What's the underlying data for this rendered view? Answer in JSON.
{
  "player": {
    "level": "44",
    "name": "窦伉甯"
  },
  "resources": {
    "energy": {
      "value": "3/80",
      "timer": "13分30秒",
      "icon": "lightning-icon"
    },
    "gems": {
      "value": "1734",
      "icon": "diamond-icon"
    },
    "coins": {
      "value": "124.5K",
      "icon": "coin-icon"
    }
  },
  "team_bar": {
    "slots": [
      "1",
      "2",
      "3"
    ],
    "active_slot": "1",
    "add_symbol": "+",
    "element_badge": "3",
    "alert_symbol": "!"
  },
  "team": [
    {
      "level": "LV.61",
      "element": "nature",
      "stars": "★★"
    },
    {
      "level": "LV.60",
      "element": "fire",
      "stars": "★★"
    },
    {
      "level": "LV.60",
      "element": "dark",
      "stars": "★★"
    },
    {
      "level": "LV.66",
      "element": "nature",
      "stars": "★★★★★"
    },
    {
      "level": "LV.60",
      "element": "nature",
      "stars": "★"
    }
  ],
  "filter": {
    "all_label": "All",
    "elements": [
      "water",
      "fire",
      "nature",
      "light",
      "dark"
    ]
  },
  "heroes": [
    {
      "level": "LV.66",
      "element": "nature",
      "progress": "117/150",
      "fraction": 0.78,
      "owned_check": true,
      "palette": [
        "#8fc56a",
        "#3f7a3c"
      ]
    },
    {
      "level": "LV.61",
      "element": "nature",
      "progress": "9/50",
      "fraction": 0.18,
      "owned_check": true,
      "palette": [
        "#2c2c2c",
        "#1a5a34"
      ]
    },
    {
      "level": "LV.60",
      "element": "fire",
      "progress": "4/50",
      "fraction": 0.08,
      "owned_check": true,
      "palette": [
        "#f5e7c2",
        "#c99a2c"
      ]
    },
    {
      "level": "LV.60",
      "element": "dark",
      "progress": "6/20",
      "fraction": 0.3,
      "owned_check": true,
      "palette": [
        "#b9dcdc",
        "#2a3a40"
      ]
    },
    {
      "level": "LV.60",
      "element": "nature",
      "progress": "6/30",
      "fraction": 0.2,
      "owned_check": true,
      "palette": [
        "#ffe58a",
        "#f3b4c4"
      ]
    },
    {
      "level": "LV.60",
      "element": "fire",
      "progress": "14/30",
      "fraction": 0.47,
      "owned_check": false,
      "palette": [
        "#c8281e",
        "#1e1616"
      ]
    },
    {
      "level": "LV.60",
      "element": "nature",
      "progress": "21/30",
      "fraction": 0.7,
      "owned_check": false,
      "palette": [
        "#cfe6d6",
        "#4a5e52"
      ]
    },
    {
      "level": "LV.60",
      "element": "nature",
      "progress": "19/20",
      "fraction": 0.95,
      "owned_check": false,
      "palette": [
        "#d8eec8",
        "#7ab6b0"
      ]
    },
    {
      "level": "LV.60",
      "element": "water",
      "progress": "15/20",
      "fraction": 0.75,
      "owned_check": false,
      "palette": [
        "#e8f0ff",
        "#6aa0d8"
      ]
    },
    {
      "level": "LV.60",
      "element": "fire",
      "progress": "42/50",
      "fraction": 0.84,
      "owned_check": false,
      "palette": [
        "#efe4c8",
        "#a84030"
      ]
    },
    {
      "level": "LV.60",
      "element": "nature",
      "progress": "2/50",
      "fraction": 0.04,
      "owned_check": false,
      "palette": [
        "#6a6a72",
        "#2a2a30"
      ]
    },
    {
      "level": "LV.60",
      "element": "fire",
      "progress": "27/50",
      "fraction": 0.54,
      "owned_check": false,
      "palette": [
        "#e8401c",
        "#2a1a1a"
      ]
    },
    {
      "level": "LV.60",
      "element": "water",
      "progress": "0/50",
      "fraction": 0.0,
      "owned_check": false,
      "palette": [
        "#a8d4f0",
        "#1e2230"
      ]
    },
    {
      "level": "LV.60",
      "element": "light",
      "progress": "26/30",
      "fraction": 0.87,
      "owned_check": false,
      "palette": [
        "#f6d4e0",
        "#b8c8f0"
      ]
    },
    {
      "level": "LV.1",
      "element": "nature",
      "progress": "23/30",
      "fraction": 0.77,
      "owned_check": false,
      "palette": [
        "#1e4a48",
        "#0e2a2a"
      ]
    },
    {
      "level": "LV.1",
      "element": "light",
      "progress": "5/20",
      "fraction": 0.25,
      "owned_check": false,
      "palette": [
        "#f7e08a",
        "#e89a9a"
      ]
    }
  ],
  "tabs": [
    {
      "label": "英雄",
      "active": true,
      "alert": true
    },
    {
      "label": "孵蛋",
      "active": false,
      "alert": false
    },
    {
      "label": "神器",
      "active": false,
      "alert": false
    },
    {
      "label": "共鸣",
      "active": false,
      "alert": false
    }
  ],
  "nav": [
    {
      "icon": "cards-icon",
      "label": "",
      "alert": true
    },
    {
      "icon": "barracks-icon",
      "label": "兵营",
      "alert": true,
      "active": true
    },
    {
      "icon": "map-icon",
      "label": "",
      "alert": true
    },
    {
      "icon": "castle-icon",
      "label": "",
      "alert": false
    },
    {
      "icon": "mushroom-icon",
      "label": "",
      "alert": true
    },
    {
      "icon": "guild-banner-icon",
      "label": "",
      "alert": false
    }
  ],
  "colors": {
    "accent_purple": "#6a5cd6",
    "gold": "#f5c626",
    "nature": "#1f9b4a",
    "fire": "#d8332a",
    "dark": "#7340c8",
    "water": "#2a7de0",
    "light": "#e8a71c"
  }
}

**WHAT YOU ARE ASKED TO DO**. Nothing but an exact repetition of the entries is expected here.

**COMPLETED EXERCISE**.
What's the underlying data for this rendered view? Answer in JSON.
{
  "player": {
    "level": "44",
    "name": "窦伉甯"
  },
  "resources": {
    "energy": {
      "value": "3/80",
      "timer": "13分30秒",
      "icon": "lightning-icon"
    },
    "gems": {
      "value": "1734",
      "icon": "diamond-icon"
    },
    "coins": {
      "value": "124.5K",
      "icon": "coin-icon"
    }
  },
  "team_bar": {
    "slots": [
      "1",
      "2",
      "3"
    ],
    "active_slot": "1",
    "add_symbol": "+",
    "element_badge": "3",
    "alert_symbol": "!"
  },
  "team": [
    {
      "level": "LV.61",
      "element": "nature",
      "stars": "★★"
    },
    {
      "level": "LV.60",
      "element": "fire",
      "stars": "★★"
    },
    {
      "level": "LV.60",
      "element": "dark",
      "stars": "★★"
    },
    {
      "level": "LV.66",
      "element": "nature",
      "stars": "★★★★★"
    },
    {
      "level": "LV.60",
      "element": "nature",
      "stars": "★"
    }
  ],
  "filter": {
    "all_label": "All",
    "elements": [
      "water",
      "fire",
      "nature",
      "light",
      "dark"
    ]
  },
  "heroes": [
    {
      "level": "LV.66",
      "element": "nature",
      "progress": "117/150",
      "fraction": 0.78,
      "owned_check": true,
      "palette": [
        "#8fc56a",
        "#3f7a3c"
      ]
    },
    {
      "level": "LV.61",
      "element": "nature",
      "progress": "9/50",
      "fraction": 0.18,
      "owned_check": true,
      "palette": [
        "#2c2c2c",
        "#1a5a34"
      ]
    },
    {
      "level": "LV.60",
      "element": "fire",
      "progress": "4/50",
      "fraction": 0.08,
      "owned_check": true,
      "palette": [
        "#f5e7c2",
        "#c99a2c"
      ]
    },
    {
      "level": "LV.60",
      "element": "dark",
      "progress": "6/20",
      "fraction": 0.3,
      "owned_check": true,
      "palette": [
        "#b9dcdc",
        "#2a3a40"
      ]
    },
    {
      "level": "LV.60",
      "element": "nature",
      "progress": "6/30",
      "fraction": 0.2,
      "owned_check": true,
      "palette": [
        "#ffe58a",
        "#f3b4c4"
      ]
    },
    {
      "level": "LV.60",
      "element": "fire",
      "progress": "14/30",
      "fraction": 0.47,
      "owned_check": false,
      "palette": [
        "#c8281e",
        "#1e1616"
      ]
    },
    {
      "level": "LV.60",
      "element": "nature",
      "progress": "21/30",
      "fraction": 0.7,
      "owned_check": false,
      "palette": [
        "#cfe6d6",
        "#4a5e52"
      ]
    },
    {
      "level": "LV.60",
      "element": "nature",
      "progress": "19/20",
      "fraction": 0.95,
      "owned_check": false,
      "palette": [
        "#d8eec8",
        "#7ab6b0"
      ]
    },
    {
      "level": "LV.60",
      "element": "water",
      "progress": "15/20",
      "fraction": 0.75,
      "owned_check": false,
      "palette": [
        "#e8f0ff",
        "#6aa0d8"
      ]
    },
    {
      "level": "LV.60",
      "element": "fire",
      "progress": "42/50",
      "fraction": 0.84,
      "owned_check": false,
      "palette": [
        "#efe4c8",
        "#a84030"
      ]
    },
    {
      "level": "LV.60",
      "element": "nature",
      "progress": "2/50",
      "fraction": 0.04,
      "owned_check": false,
      "palette": [
        "#6a6a72",
        "#2a2a30"
      ]
    },
    {
      "level": "LV.60",
      "element": "fire",
      "progress": "27/50",
      "fraction": 0.54,
      "owned_check": false,
      "palette": [
        "#e8401c",
        "#2a1a1a"
      ]
    },
    {
      "level": "LV.60",
      "element": "water",
      "progress": "0/50",
      "fraction": 0.0,
      "owned_check": false,
      "palette": [
        "#a8d4f0",
        "#1e2230"
      ]
    },
    {
      "level": "LV.60",
      "element": "light",
      "progress": "26/30",
      "fraction": 0.87,
      "owned_check": false,
      "palette": [
        "#f6d4e0",
        "#b8c8f0"
      ]
    },
    {
      "level": "LV.1",
      "element": "nature",
      "progress": "23/30",
      "fraction": 0.77,
      "owned_check": false,
      "palette": [
        "#1e4a48",
        "#0e2a2a"
      ]
    },
    {
      "level": "LV.1",
      "element": "light",
      "progress": "5/20",
      "fraction": 0.25,
      "owned_check": false,
      "palette": [
        "#f7e08a",
        "#e89a9a"
      ]
    }
  ],
  "tabs": [
    {
      "label": "英雄",
      "active": true,
      "alert": true
    },
    {
      "label": "孵蛋",
      "active": false,
      "alert": false
    },
    {
      "label": "神器",
      "active": false,
      "alert": false
    },
    {
      "label": "共鸣",
      "active": false,
      "alert": false
    }
  ],
  "nav": [
    {
      "icon": "cards-icon",
      "label": "",
      "alert": true
    },
    {
      "icon": "barracks-icon",
      "label": "兵营",
      "alert": true,
      "active": true
    },
    {
      "icon": "map-icon",
      "label": "",
      "alert": true
    },
    {
      "icon": "castle-icon",
      "label": "",
      "alert": false
    },
    {
      "icon": "mushroom-icon",
      "label": "",
      "alert": true
    },
    {
      "icon": "guild-banner-icon",
      "label": "",
      "alert": false
    }
  ],
  "colors": {
    "accent_purple": "#6a5cd6",
    "gold": "#f5c626",
    "nature": "#1f9b4a",
    "fire": "#d8332a",
    "dark": "#7340c8",
    "water": "#2a7de0",
    "light": "#e8a71c"
  }
}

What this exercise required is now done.